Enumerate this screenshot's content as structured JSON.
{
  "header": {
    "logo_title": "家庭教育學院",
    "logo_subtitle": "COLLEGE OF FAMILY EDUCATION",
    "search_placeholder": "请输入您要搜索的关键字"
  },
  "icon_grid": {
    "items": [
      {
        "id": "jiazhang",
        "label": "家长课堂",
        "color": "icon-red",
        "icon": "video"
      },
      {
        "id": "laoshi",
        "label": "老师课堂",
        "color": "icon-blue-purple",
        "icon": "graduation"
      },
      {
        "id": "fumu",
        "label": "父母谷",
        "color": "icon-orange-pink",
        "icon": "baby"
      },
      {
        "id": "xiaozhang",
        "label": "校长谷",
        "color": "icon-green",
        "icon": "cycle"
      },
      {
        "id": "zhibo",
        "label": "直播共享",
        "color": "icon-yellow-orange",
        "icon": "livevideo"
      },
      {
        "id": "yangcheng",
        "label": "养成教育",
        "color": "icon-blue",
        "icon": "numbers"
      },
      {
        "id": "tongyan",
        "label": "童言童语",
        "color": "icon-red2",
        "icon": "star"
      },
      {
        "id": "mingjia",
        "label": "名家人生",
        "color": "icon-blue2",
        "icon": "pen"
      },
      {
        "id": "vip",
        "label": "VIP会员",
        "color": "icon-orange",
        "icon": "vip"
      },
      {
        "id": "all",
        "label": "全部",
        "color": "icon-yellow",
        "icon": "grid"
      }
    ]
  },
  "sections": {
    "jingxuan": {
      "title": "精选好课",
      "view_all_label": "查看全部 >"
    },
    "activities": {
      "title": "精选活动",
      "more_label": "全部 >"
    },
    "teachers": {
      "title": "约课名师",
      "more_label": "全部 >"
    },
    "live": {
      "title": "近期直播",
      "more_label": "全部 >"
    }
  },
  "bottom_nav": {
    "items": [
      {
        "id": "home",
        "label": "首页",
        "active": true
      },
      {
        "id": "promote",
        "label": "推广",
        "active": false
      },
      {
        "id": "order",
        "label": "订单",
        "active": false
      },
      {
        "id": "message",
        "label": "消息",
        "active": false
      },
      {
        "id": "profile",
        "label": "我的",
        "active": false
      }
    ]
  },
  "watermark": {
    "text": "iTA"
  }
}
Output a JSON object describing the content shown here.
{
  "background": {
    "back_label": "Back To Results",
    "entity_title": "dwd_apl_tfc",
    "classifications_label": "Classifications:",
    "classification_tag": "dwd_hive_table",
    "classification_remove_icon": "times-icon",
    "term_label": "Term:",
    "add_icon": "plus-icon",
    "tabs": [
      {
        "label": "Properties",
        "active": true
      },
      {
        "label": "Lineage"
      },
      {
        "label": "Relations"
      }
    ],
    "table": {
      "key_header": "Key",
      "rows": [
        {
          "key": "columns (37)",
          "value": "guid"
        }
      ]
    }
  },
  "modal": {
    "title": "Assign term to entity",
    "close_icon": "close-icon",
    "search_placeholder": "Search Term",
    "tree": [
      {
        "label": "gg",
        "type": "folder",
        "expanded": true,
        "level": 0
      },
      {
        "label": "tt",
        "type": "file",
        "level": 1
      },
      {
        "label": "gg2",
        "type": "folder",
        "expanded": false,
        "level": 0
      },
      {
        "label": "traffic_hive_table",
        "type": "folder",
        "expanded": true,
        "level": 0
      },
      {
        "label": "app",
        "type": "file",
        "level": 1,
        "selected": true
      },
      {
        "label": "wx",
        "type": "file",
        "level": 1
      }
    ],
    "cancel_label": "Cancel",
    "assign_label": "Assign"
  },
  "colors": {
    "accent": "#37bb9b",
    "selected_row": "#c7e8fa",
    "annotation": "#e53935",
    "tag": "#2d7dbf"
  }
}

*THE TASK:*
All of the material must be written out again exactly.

*SOLUTION FOR THIS EXERCISE:*
Enumerate this screenshot's content as structured JSON.
{
  "header": {
    "logo_title": "家庭教育學院",
    "logo_subtitle": "COLLEGE OF FAMILY EDUCATION",
    "search_placeholder": "请输入您要搜索的关键字"
  },
  "icon_grid": {
    "items": [
      {
        "id": "jiazhang",
        "label": "家长课堂",
        "color": "icon-red",
        "icon": "video"
      },
      {
        "id": "laoshi",
        "label": "老师课堂",
        "color": "icon-blue-purple",
        "icon": "graduation"
      },
      {
        "id": "fumu",
        "label": "父母谷",
        "color": "icon-orange-pink",
        "icon": "baby"
      },
      {
        "id": "xiaozhang",
        "label": "校长谷",
        "color": "icon-green",
        "icon": "cycle"
      },
      {
        "id": "zhibo",
        "label": "直播共享",
        "color": "icon-yellow-orange",
        "icon": "livevideo"
      },
      {
        "id": "yangcheng",
        "label": "养成教育",
        "color": "icon-blue",
        "icon": "numbers"
      },
      {
        "id": "tongyan",
        "label": "童言童语",
        "color": "icon-red2",
        "icon": "star"
      },
      {
        "id": "mingjia",
        "label": "名家人生",
        "color": "icon-blue2",
        "icon": "pen"
      },
      {
        "id": "vip",
        "label": "VIP会员",
        "color": "icon-orange",
        "icon": "vip"
      },
      {
        "id": "all",
        "label": "全部",
        "color": "icon-yellow",
        "icon": "grid"
      }
    ]
  },
  "sections": {
    "jingxuan": {
      "title": "精选好课",
      "view_all_label": "查看全部 >"
    },
    "activities": {
      "title": "精选活动",
      "more_label": "全部 >"
    },
    "teachers": {
      "title": "约课名师",
      "more_label": "全部 >"
    },
    "live": {
      "title": "近期直播",
      "more_label": "全部 >"
    }
  },
  "bottom_nav": {
    "items": [
      {
        "id": "home",
        "label": "首页",
        "active": true
      },
      {
        "id": "promote",
        "label": "推广",
        "active": false
      },
      {
        "id": "order",
        "label": "订单",
        "active": false
      },
      {
        "id": "message",
        "label": "消息",
        "active": false
      },
      {
        "id": "profile",
        "label": "我的",
        "active": false
      }
    ]
  },
  "watermark": {
    "text": "iTA"
  }
}
Output a JSON object describing the content shown here.
{
  "background": {
    "back_label": "Back To Results",
    "entity_title": "dwd_apl_tfc",
    "classifications_label": "Classifications:",
    "classification_tag": "dwd_hive_table",
    "classification_remove_icon": "times-icon",
    "term_label": "Term:",
    "add_icon": "plus-icon",
    "tabs": [
      {
        "label": "Properties",
        "active": true
      },
      {
        "label": "Lineage"
      },
      {
        "label": "Relations"
      }
    ],
    "table": {
      "key_header": "Key",
      "rows": [
        {
          "key": "columns (37)",
          "value": "guid"
        }
      ]
    }
  },
  "modal": {
    "title": "Assign term to entity",
    "close_icon": "close-icon",
    "search_placeholder": "Search Term",
    "tree": [
      {
        "label": "gg",
        "type": "folder",
        "expanded": true,
        "level": 0
      },
      {
        "label": "tt",
        "type": "file",
        "level": 1
      },
      {
        "label": "gg2",
        "type": "folder",
        "expanded": false,
        "level": 0
      },
      {
        "label": "traffic_hive_table",
        "type": "folder",
        "expanded": true,
        "level": 0
      },
      {
        "label": "app",
        "type": "file",
        "level": 1,
        "selected": true
      },
      {
        "label": "wx",
        "type": "file",
        "level": 1
      }
    ],
    "cancel_label": "Cancel",
    "assign_label": "Assign"
  },
  "colors": {
    "accent": "#37bb9b",
    "selected_row": "#c7e8fa",
    "annotation": "#e53935",
    "tag": "#2d7dbf"
  }
}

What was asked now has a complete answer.